Clues for predicting premature birth risk may be found in mother’s immune system, microbiome

Print Friendly, PDF & Email
x preemie baby in incubator
Image: Love To Know

For decades, researchers and clinicians have sought ways to predict and prevent preterm birth with little progress to show for it. “It’s extremely frustrating,” says neonatologist Sylvain Chemtob of Centre Hospitalier Universitaire Sainte-Justine in Montreal, who has worked in the field for 35 years. The best predictor of preterm labor is whether a woman has experienced it before.

[Researchers] are looking to the human immune system for clues. “The immune system is exquisitely sensitive to all sorts of environmental changes,” he says, including the mother’s nutrition and stress. The immune system could be the biological common denominator for the many known and suspected factors that contribute to preterm labor.

Related article:  Alzheimer’s disease and drowsiness: Link could help us determine where the disease first attacks the brain

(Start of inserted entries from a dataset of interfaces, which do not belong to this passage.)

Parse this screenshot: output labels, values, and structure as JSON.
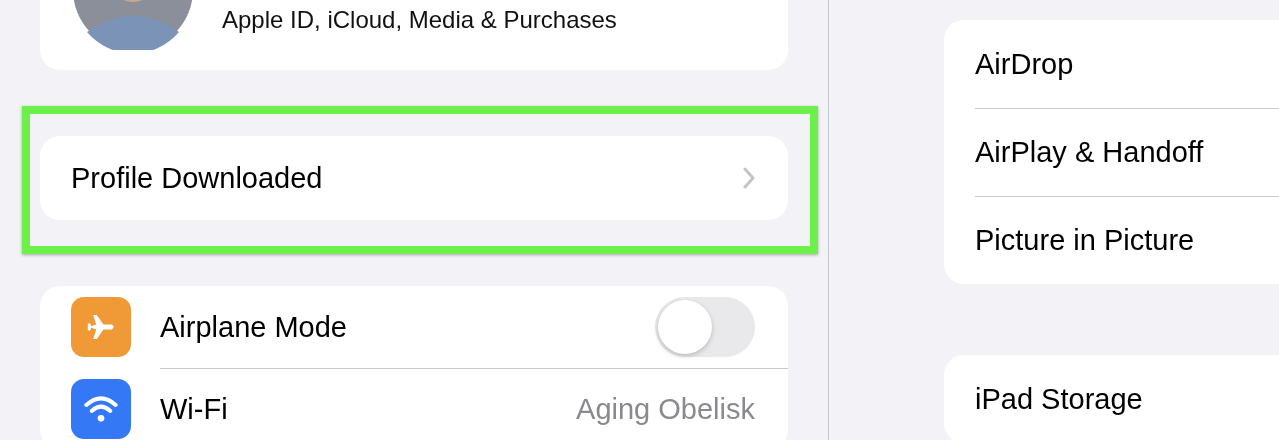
{
  "account": {
    "subtitle": "Apple ID, iCloud, Media & Purchases"
  },
  "profile": {
    "label": "Profile Downloaded",
    "highlighted": true
  },
  "settings": [
    {
      "kind": "toggle",
      "label": "Airplane Mode",
      "on": false,
      "color": "#f09a37"
    },
    {
      "kind": "value",
      "label": "Wi-Fi",
      "value": "Aging Obelisk",
      "color": "#3478f6"
    }
  ],
  "detail_groups": [
    [
      {
        "label": "AirDrop"
      },
      {
        "label": "AirPlay & Handoff"
      },
      {
        "label": "Picture in Picture"
      }
    ],
    [
      {
        "label": "iPad Storage"
      }
    ]
  ]
}
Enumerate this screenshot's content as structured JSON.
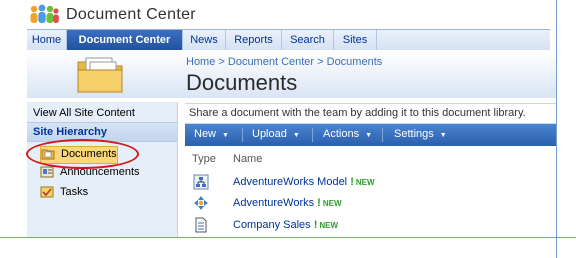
{
  "site": {
    "title": "Document Center"
  },
  "tabs": [
    {
      "label": "Home"
    },
    {
      "label": "Document Center"
    },
    {
      "label": "News"
    },
    {
      "label": "Reports"
    },
    {
      "label": "Search"
    },
    {
      "label": "Sites"
    }
  ],
  "header": {
    "breadcrumb": "Home > Document Center > Documents",
    "title": "Documents"
  },
  "leftnav": {
    "view_all": "View All Site Content",
    "section": "Site Hierarchy",
    "items": [
      {
        "label": "Documents",
        "icon": "document-library-icon",
        "selected": true
      },
      {
        "label": "Announcements",
        "icon": "announcements-icon"
      },
      {
        "label": "Tasks",
        "icon": "tasks-icon"
      }
    ]
  },
  "library": {
    "description": "Share a document with the team by adding it to this document library.",
    "toolbar": {
      "new": "New",
      "upload": "Upload",
      "actions": "Actions",
      "settings": "Settings"
    },
    "columns": {
      "type": "Type",
      "name": "Name"
    },
    "rows": [
      {
        "name": "AdventureWorks Model",
        "new": "NEW",
        "icon": "report-model-icon"
      },
      {
        "name": "AdventureWorks",
        "new": "NEW",
        "icon": "data-source-icon"
      },
      {
        "name": "Company Sales",
        "new": "NEW",
        "icon": "report-icon"
      }
    ]
  },
  "colors": {
    "accent": "#21529e",
    "link": "#003399",
    "new_badge": "#2e9b2e",
    "highlight": "#fcd67a",
    "annotation": "#d11a1a"
  }
}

In a sample of mostly African-American women, 90 had delivered full-term and 45 had delivered preterm. The women who delivered preterm tended to have a more diverse mix of microbes than those who delivered at term, the group reported in June in Nature Medicine. …  The researchers suggest that microbiome changes could be a useful predictor of preterm labor risk. But because people’s microbiomes vary with geography and diet, among other things, no one microbiome profile will be predictive for everyone.

Read full, original post: Mom’s immune system and microbiome may help predict premature birth

Outbreak Featured
Infographic: Growing human embryos — How long should researchers watch human development play out in a dish?

Infographic: Growing human embryos — How long should researchers watch human development play out in a dish?

In May, the International Society for Stem Cell Research (ISSCR) released new guidelines that relaxed the 14-day rule, taking away ...
Are GMOs and pesticides threatening bees?

Are GMOs and pesticides threatening bees?

First introduced in 1995, neonicotinoids ...
glp menu logo outlined

Newsletter Subscription

* indicates required
Email Lists
glp menu logo outlined

Get news on human & agricultural genetics and biotechnology delivered to your inbox.